INPUT: Begin
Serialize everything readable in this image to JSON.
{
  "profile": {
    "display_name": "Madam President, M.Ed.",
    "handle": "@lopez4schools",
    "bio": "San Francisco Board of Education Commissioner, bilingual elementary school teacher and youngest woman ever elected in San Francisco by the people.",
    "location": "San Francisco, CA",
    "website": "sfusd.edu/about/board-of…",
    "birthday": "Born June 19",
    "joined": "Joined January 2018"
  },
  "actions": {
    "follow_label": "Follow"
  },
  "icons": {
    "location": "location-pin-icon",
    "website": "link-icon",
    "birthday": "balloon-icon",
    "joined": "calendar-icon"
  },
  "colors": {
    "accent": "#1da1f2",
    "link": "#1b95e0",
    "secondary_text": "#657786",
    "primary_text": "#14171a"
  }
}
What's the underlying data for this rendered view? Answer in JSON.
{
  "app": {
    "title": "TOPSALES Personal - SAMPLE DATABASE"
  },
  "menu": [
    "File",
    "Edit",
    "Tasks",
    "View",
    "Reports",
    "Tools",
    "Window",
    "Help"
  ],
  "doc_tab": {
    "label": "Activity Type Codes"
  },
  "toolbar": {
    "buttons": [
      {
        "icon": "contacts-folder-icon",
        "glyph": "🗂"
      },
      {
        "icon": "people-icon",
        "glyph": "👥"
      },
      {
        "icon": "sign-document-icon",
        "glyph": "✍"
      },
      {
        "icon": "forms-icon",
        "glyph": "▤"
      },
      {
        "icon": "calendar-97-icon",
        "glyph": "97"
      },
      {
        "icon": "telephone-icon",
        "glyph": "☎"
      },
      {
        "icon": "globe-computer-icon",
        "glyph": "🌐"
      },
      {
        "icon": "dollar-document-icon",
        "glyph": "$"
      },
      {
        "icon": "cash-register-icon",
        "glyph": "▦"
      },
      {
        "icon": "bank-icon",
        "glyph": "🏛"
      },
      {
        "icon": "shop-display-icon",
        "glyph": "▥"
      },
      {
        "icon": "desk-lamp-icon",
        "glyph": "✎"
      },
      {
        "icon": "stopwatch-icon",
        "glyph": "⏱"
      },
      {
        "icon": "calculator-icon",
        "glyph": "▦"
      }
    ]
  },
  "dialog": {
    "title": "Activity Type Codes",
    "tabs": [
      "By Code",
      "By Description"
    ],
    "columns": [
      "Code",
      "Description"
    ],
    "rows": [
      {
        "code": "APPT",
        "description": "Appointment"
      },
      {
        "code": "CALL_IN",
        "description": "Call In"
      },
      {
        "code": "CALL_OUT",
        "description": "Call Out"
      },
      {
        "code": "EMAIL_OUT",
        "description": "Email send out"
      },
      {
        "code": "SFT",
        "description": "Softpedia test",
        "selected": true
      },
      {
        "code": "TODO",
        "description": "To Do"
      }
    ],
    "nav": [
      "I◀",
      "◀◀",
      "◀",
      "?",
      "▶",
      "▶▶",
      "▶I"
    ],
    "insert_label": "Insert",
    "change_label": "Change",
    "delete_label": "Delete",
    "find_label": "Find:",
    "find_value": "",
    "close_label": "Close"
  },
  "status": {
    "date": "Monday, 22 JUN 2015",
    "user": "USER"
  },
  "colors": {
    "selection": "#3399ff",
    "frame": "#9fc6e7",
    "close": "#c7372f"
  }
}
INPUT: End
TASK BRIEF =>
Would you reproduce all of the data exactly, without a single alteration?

YOUR SOLUTION =>
Serialize everything readable in this image to JSON.
{
  "profile": {
    "display_name": "Madam President, M.Ed.",
    "handle": "@lopez4schools",
    "bio": "San Francisco Board of Education Commissioner, bilingual elementary school teacher and youngest woman ever elected in San Francisco by the people.",
    "location": "San Francisco, CA",
    "website": "sfusd.edu/about/board-of…",
    "birthday": "Born June 19",
    "joined": "Joined January 2018"
  },
  "actions": {
    "follow_label": "Follow"
  },
  "icons": {
    "location": "location-pin-icon",
    "website": "link-icon",
    "birthday": "balloon-icon",
    "joined": "calendar-icon"
  },
  "colors": {
    "accent": "#1da1f2",
    "link": "#1b95e0",
    "secondary_text": "#657786",
    "primary_text": "#14171a"
  }
}
What's the underlying data for this rendered view? Answer in JSON.
{
  "app": {
    "title": "TOPSALES Personal - SAMPLE DATABASE"
  },
  "menu": [
    "File",
    "Edit",
    "Tasks",
    "View",
    "Reports",
    "Tools",
    "Window",
    "Help"
  ],
  "doc_tab": {
    "label": "Activity Type Codes"
  },
  "toolbar": {
    "buttons": [
      {
        "icon": "contacts-folder-icon",
        "glyph": "🗂"
      },
      {
        "icon": "people-icon",
        "glyph": "👥"
      },
      {
        "icon": "sign-document-icon",
        "glyph": "✍"
      },
      {
        "icon": "forms-icon",
        "glyph": "▤"
      },
      {
        "icon": "calendar-97-icon",
        "glyph": "97"
      },
      {
        "icon": "telephone-icon",
        "glyph": "☎"
      },
      {
        "icon": "globe-computer-icon",
        "glyph": "🌐"
      },
      {
        "icon": "dollar-document-icon",
        "glyph": "$"
      },
      {
        "icon": "cash-register-icon",
        "glyph": "▦"
      },
      {
        "icon": "bank-icon",
        "glyph": "🏛"
      },
      {
        "icon": "shop-display-icon",
        "glyph": "▥"
      },
      {
        "icon": "desk-lamp-icon",
        "glyph": "✎"
      },
      {
        "icon": "stopwatch-icon",
        "glyph": "⏱"
      },
      {
        "icon": "calculator-icon",
        "glyph": "▦"
      }
    ]
  },
  "dialog": {
    "title": "Activity Type Codes",
    "tabs": [
      "By Code",
      "By Description"
    ],
    "columns": [
      "Code",
      "Description"
    ],
    "rows": [
      {
        "code": "APPT",
        "description": "Appointment"
      },
      {
        "code": "CALL_IN",
        "description": "Call In"
      },
      {
        "code": "CALL_OUT",
        "description": "Call Out"
      },
      {
        "code": "EMAIL_OUT",
        "description": "Email send out"
      },
      {
        "code": "SFT",
        "description": "Softpedia test",
        "selected": true
      },
      {
        "code": "TODO",
        "description": "To Do"
      }
    ],
    "nav": [
      "I◀",
      "◀◀",
      "◀",
      "?",
      "▶",
      "▶▶",
      "▶I"
    ],
    "insert_label": "Insert",
    "change_label": "Change",
    "delete_label": "Delete",
    "find_label": "Find:",
    "find_value": "",
    "close_label": "Close"
  },
  "status": {
    "date": "Monday, 22 JUN 2015",
    "user": "USER"
  },
  "colors": {
    "selection": "#3399ff",
    "frame": "#9fc6e7",
    "close": "#c7372f"
  }
}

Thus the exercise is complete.